Facebook has announced that, starting at 12:01 am (EDT), on Saturday, June 13, users of its social network website will be allowed to create personalized Uniform Resource Locators (or "URLs") for their Facebook pages, in which they can select a user name that will appear to the right of the facebook.com address, e.g., www.facebook.com/yourname. Facebook has posted Information about this process on its website at http://www.facebook.com/help.php?page=896 and at http://blog.facebook.com/blog.php?post=90316352130.

Facebook has also created an online form for trademark owners who want to prevent their trademarks from being registered as user names by Facebook users. See www.facebook.com/help/search.php?hq=trademark&ref=hq#/help/contact.php?show_form=username_rights. To complete the form, trademark owners will need to input the mark, exactly as it is registered, together with its registration number.

There is no fee for submitting the request. Accordingly, owners of registered trademarks and service marks may want to take advantage of this opportunity to prevent third parties from adopting user names that match their marks.

Anyone who has a Facebook profile will be able to select a URL for their home page on Facebook. It appears that personalized URLs will be created on a first-come, first-serve basis. Accordingly, if someone wants to register numerous personal URLs, they will need to have registered as a separate user for each one. Current eligibility for personalized URLs is limited to those who joined Facebook before this process was publicly announced at 3 p.m. (EDT) on June 9, 2009. This limitation is, however, temporary. Users who joined Facebook after the cut-off will be eligible to claim user names on Sunday, June 28, 2009.

There are a number of open questions about this process. For example, Facebook has not indicated whether it will adopt a procedure for challenging these URLs after they are assigned. Although a trademark owner may send a demand letter objecting to a specific URL, Facebook may well reject any such claims out of hand based on the limited case law on the issue.

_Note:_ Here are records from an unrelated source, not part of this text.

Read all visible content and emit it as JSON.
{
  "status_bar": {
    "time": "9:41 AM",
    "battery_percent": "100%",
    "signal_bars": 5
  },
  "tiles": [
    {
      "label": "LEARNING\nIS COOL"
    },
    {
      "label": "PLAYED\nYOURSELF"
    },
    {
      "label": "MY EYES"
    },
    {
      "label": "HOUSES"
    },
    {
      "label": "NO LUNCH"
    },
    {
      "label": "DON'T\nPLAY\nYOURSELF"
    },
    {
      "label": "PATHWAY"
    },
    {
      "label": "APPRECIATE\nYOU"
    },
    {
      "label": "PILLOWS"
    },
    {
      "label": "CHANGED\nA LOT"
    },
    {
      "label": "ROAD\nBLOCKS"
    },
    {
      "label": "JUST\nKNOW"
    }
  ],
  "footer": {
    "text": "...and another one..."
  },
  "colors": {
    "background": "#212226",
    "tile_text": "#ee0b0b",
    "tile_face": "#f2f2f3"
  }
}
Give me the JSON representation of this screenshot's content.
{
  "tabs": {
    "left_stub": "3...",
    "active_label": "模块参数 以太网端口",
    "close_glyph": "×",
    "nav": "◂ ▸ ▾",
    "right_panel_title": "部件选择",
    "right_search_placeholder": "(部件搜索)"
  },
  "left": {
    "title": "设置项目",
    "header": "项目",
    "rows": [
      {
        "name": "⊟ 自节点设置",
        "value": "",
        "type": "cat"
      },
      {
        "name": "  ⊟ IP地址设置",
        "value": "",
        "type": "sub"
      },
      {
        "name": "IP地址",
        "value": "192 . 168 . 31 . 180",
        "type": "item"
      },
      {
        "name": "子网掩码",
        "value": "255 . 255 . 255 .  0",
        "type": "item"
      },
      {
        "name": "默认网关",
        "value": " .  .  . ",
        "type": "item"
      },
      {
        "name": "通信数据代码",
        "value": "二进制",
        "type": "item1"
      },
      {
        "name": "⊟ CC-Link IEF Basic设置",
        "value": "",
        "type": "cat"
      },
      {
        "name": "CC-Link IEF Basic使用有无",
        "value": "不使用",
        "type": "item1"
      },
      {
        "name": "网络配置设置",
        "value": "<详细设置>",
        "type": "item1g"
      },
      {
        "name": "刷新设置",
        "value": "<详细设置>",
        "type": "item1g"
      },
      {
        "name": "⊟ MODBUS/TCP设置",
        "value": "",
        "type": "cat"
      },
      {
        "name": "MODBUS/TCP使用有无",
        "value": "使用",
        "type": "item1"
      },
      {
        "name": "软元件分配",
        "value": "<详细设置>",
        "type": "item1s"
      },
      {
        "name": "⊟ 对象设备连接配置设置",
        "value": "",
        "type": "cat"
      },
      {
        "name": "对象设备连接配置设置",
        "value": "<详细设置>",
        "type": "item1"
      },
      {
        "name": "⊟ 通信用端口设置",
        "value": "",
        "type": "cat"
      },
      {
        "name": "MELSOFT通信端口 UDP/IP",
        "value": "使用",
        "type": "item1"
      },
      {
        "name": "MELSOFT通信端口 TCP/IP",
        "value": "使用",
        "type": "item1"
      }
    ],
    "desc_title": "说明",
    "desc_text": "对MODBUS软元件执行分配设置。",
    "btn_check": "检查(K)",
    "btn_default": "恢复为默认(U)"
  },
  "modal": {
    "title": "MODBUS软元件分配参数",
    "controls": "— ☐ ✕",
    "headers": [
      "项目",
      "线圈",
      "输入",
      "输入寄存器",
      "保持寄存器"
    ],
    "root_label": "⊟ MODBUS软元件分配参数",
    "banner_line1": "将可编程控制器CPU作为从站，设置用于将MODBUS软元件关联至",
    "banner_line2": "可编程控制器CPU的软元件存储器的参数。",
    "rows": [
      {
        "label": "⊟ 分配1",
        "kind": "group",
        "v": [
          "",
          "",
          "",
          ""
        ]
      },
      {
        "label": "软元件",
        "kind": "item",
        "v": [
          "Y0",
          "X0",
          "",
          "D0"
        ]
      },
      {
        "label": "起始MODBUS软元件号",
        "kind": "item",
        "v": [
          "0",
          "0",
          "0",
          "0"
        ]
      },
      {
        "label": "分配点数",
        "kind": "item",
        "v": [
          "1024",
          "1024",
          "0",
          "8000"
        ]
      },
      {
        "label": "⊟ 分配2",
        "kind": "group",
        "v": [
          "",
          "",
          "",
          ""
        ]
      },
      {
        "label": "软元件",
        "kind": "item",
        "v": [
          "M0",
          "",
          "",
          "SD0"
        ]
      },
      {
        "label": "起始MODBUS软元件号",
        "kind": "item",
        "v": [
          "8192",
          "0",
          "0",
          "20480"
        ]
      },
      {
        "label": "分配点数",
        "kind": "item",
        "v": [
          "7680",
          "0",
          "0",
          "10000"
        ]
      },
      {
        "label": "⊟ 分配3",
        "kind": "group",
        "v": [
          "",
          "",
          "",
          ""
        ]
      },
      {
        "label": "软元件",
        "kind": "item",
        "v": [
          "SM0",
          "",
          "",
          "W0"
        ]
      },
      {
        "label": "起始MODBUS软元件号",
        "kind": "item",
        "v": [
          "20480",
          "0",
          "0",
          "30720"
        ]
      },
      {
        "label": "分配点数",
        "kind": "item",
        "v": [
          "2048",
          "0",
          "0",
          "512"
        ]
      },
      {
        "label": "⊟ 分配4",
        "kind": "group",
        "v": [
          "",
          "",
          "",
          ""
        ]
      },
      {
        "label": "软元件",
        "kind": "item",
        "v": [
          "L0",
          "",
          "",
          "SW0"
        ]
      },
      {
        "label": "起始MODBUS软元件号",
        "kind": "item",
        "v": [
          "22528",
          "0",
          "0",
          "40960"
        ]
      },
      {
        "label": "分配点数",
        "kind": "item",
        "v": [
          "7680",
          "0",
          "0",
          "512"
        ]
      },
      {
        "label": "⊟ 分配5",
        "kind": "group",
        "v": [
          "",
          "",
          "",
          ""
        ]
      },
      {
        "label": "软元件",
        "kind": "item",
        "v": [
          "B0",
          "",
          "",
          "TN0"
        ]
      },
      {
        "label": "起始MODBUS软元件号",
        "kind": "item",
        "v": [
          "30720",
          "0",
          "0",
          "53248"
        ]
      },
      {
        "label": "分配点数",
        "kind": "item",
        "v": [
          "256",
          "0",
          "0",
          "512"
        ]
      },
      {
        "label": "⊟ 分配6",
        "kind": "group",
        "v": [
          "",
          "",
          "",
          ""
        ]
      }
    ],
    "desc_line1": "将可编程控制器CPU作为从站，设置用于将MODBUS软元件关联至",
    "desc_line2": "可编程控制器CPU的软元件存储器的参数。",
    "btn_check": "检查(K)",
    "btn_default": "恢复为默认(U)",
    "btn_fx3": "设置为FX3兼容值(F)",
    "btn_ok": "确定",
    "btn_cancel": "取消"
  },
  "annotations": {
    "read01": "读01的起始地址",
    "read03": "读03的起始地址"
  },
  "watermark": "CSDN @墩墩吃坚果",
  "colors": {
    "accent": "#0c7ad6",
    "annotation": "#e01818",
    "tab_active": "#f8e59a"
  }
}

Thus, trademark owners should not wait until someone uses one of their marks as part of a personalized URL.